By Michael Edlen
Special to the Palisades News
It has been a very challenging period for buyer’s real estate agents since 2013 when the market recovery began. Demand has consistently been stronger than housing supply and prices are far higher than the previous market highs reached in 2007.
However, the current Westside real estate market is showing signs of beginning to cool off, even though technically it is still a “seller’s market.” In fact, with steady increases in inventory at the higher price ranges, it is gradually becoming more of a “buyer’s market.”
For a variety of reasons, most agents are having a difficult time in the effort to find people who are interested or willing to sell their homes, especially in the more affordable lower-to-middle price ranges.
Some agents have approached that challenge by suggesting to owners that they could “quietly” let the agent do some unofficial marketing.

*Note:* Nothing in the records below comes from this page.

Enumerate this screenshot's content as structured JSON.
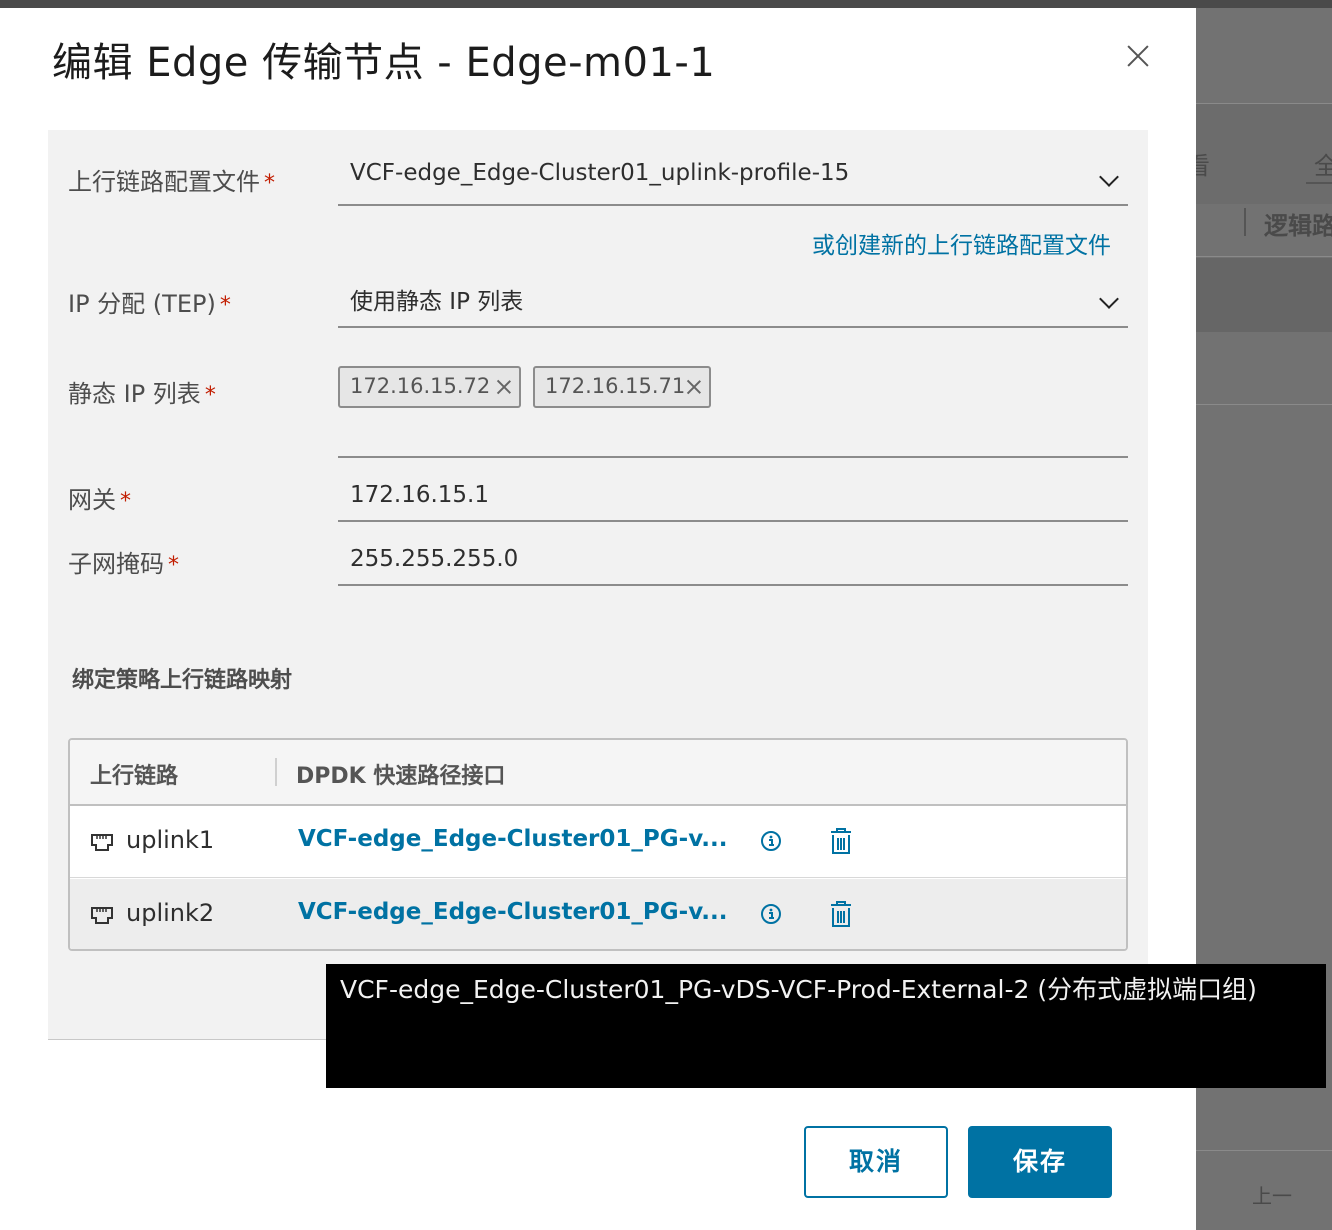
{
  "dialog": {
    "title": "编辑 Edge 传输节点 - Edge-m01-1",
    "close_icon": "close-icon"
  },
  "form": {
    "uplink_profile": {
      "label": "上行链路配置文件",
      "required_mark": "*",
      "value": "VCF-edge_Edge-Cluster01_uplink-profile-15",
      "create_link": "或创建新的上行链路配置文件"
    },
    "ip_assignment": {
      "label": "IP 分配 (TEP)",
      "required_mark": "*",
      "value": "使用静态 IP 列表"
    },
    "static_ip_list": {
      "label": "静态 IP 列表",
      "required_mark": "*",
      "tags": [
        "172.16.15.72",
        "172.16.15.71"
      ]
    },
    "gateway": {
      "label": "网关",
      "required_mark": "*",
      "value": "172.16.15.1"
    },
    "subnet_mask": {
      "label": "子网掩码",
      "required_mark": "*",
      "value": "255.255.255.0"
    }
  },
  "mapping": {
    "title": "绑定策略上行链路映射",
    "columns": [
      "上行链路",
      "DPDK 快速路径接口"
    ],
    "rows": [
      {
        "uplink": "uplink1",
        "interface": "VCF-edge_Edge-Cluster01_PG-v..."
      },
      {
        "uplink": "uplink2",
        "interface": "VCF-edge_Edge-Cluster01_PG-v..."
      }
    ]
  },
  "tooltip": {
    "text": "VCF-edge_Edge-Cluster01_PG-vDS-VCF-Prod-External-2 (分布式虚拟端口组)"
  },
  "buttons": {
    "cancel": "取消",
    "save": "保存"
  },
  "background": {
    "partial_texts": [
      "看",
      "全",
      "逻辑路",
      "上一"
    ]
  },
  "colors": {
    "accent": "#0072a3",
    "required": "#c21d00",
    "tooltip_bg": "#000000"
  }
}
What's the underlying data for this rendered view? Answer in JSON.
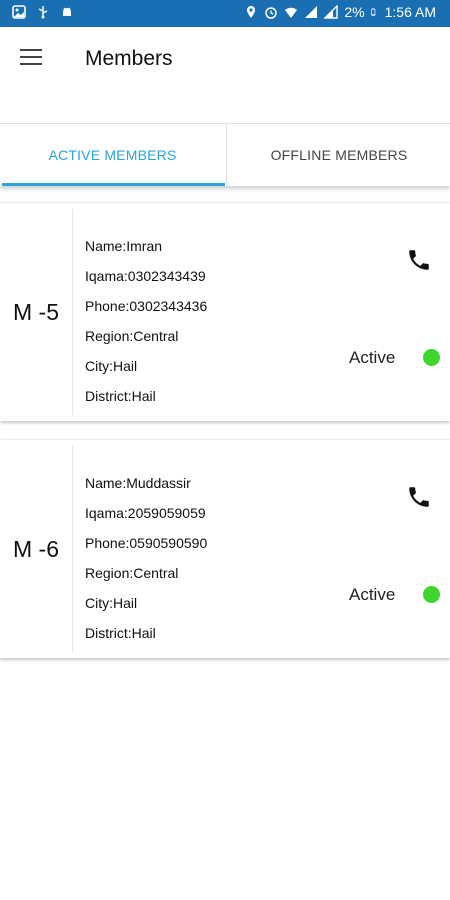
{
  "status_bar": {
    "battery": "2%",
    "time": "1:56 AM"
  },
  "header": {
    "title": "Members"
  },
  "tabs": [
    {
      "label": "ACTIVE MEMBERS",
      "selected": true
    },
    {
      "label": "OFFLINE MEMBERS",
      "selected": false
    }
  ],
  "members": [
    {
      "code": "M -5",
      "name": "Name:Imran",
      "iqama": "Iqama:0302343439",
      "phone": "Phone:0302343436",
      "region": "Region:Central",
      "city": "City:Hail",
      "district": "District:Hail",
      "status": "Active"
    },
    {
      "code": "M -6",
      "name": "Name:Muddassir",
      "iqama": "Iqama:2059059059",
      "phone": "Phone:0590590590",
      "region": "Region:Central",
      "city": "City:Hail",
      "district": "District:Hail",
      "status": "Active"
    }
  ],
  "colors": {
    "status_bar": "#1a6fb3",
    "accent": "#2aa3df",
    "active_dot": "#3cd62f"
  }
}
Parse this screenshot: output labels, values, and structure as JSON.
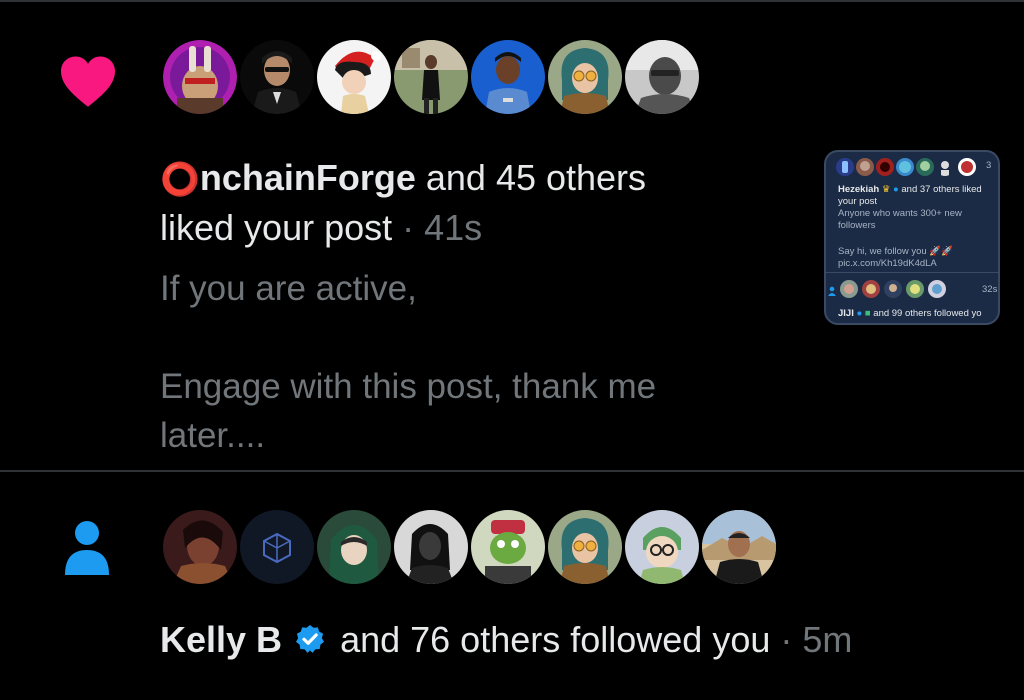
{
  "colors": {
    "accent_like": "#f91880",
    "accent_follow": "#1d9bf0",
    "muted": "#71767b",
    "text": "#e7e9ea"
  },
  "notification_like": {
    "icon": "heart-icon",
    "logo_glyph": "⭕",
    "actor_rest": "nchainForge",
    "others": " and 45 others",
    "action": "liked your post",
    "separator": " · ",
    "time": "41s",
    "post_text": "If you are active,\n\nEngage with this post, thank me\nlater....",
    "avatars": [
      "avatar-1",
      "avatar-2",
      "avatar-3",
      "avatar-4",
      "avatar-5",
      "avatar-6",
      "avatar-7"
    ],
    "thumbnail": {
      "time_partial": "3",
      "actor": "Hezekiah",
      "others": " and 37 others liked",
      "line2": "your post",
      "post_line1": "Anyone who wants 300+ new",
      "post_line2": "followers",
      "post_line3": "Say hi, we follow you 🚀🚀",
      "post_line4": "pic.x.com/Kh19dK4dLA",
      "time2": "32s",
      "follow_actor": "JIJI",
      "follow_text": " and 99 others followed yo"
    }
  },
  "notification_follow": {
    "icon": "person-icon",
    "actor": "Kelly B",
    "others": " and 76 others followed you",
    "separator": " · ",
    "time": "5m",
    "avatars": [
      "avatar-1",
      "avatar-2",
      "avatar-3",
      "avatar-4",
      "avatar-5",
      "avatar-6",
      "avatar-7",
      "avatar-8"
    ]
  }
}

This strategy, traditionally known as a “pocket listing,” enables the agent to discuss the property with people he or she knows and try to get some buying interest through fellow agents in their office.
Of course, the “listing” does not receive any advertising in print or online exposure and misses the vast majority of agents whose sole way of learning of listings is through the MLS (Multiple Listing Service).
There are, of course, occasions when a homeowner may prefer a low-key style of marketing. It may be more suitable if one of the owners is quite ill, or highly sensitive to having people come through their home. Others may not want anyone to know they might be selling their home.
Some sellers may be convinced it is a good idea because the agent proposes a lower commission if they can sell it quietly, having no marketing or advertising costs or time invested.
This is the question to consider: “Who benefits from a pocket listing sale?”
There are usually four parties involved in a home sale: the seller, the buyer, the seller’s agent and the buyer’s agent.
Does a seller benefit from having little or almost no exposure to the market? Is it likely that such an approach to selling will get the seller top dollar, when the buyer has no competition? Might the seller receive more money, and possibly better contract terms and conditions, if there were two or more buyers waiting for a home just like that seller’s property?
The buyer might benefit quite a bit from being able to buy a “pocket listing.” Without needing to compete with other potential buyers, there is much less pressure on them to pay more, or to have more stringent contingency periods or conditions.
A study done over a period of one year in the last strong market showed that buyers in a local area very similar in demographics to the Palisades were able to purchase homes for 3-7% lower prices than had been paid for relatively comparable homes being marketed in the conventional way using the MLS.
If there is only the one agent involved, even if the commission is reduced by 2%, the agent does very well, especially considering there is little investment of time and no investment of money to do marketing of any sort. If there are two agents involved, they will still be well compensated relative to the efforts expended.
Some people think “pocket listings” are unethical. The more recent standard California sales contract form includes a section that the owner is supposed to read and initial that indicates they have been made aware by the agent that a listing like that might not be in their best interest.
There are exceptions in which an owner may receive even a higher price than might be expected.
Generally, sellers will succeed in obtaining the best contracts for their homes by hiring an agent who has many sales in the area and provides a vigorous custom marketing plan for that seller. Such an approach will assure maximum exposure to the great- est number of qualified prospective buyers before negotiating with one prospect.
Many listings have received multiple offers in recent years, often resulting in the home selling for more than its list price. Our team has been able to achieve multi- ple offers 25-30% of the time, using a very high-energy marketing system.
When the system works as designed, the results achieved in quality as well as dollars have consistently proven beneficial for the sellers.
As the market begins to normalize, and buyers feel less pressure, full market exposure will become even more essential for sellers to attain the best results possible. Then, “pocket sales” can potentially be significantly more costly to sellers.
Michael Edlen and his team have developed a highly effective system for marketing and selling with the best likelihood of multiple offers. Call: (310) 230-7373 or visit: Michael@EdlenTeam.com.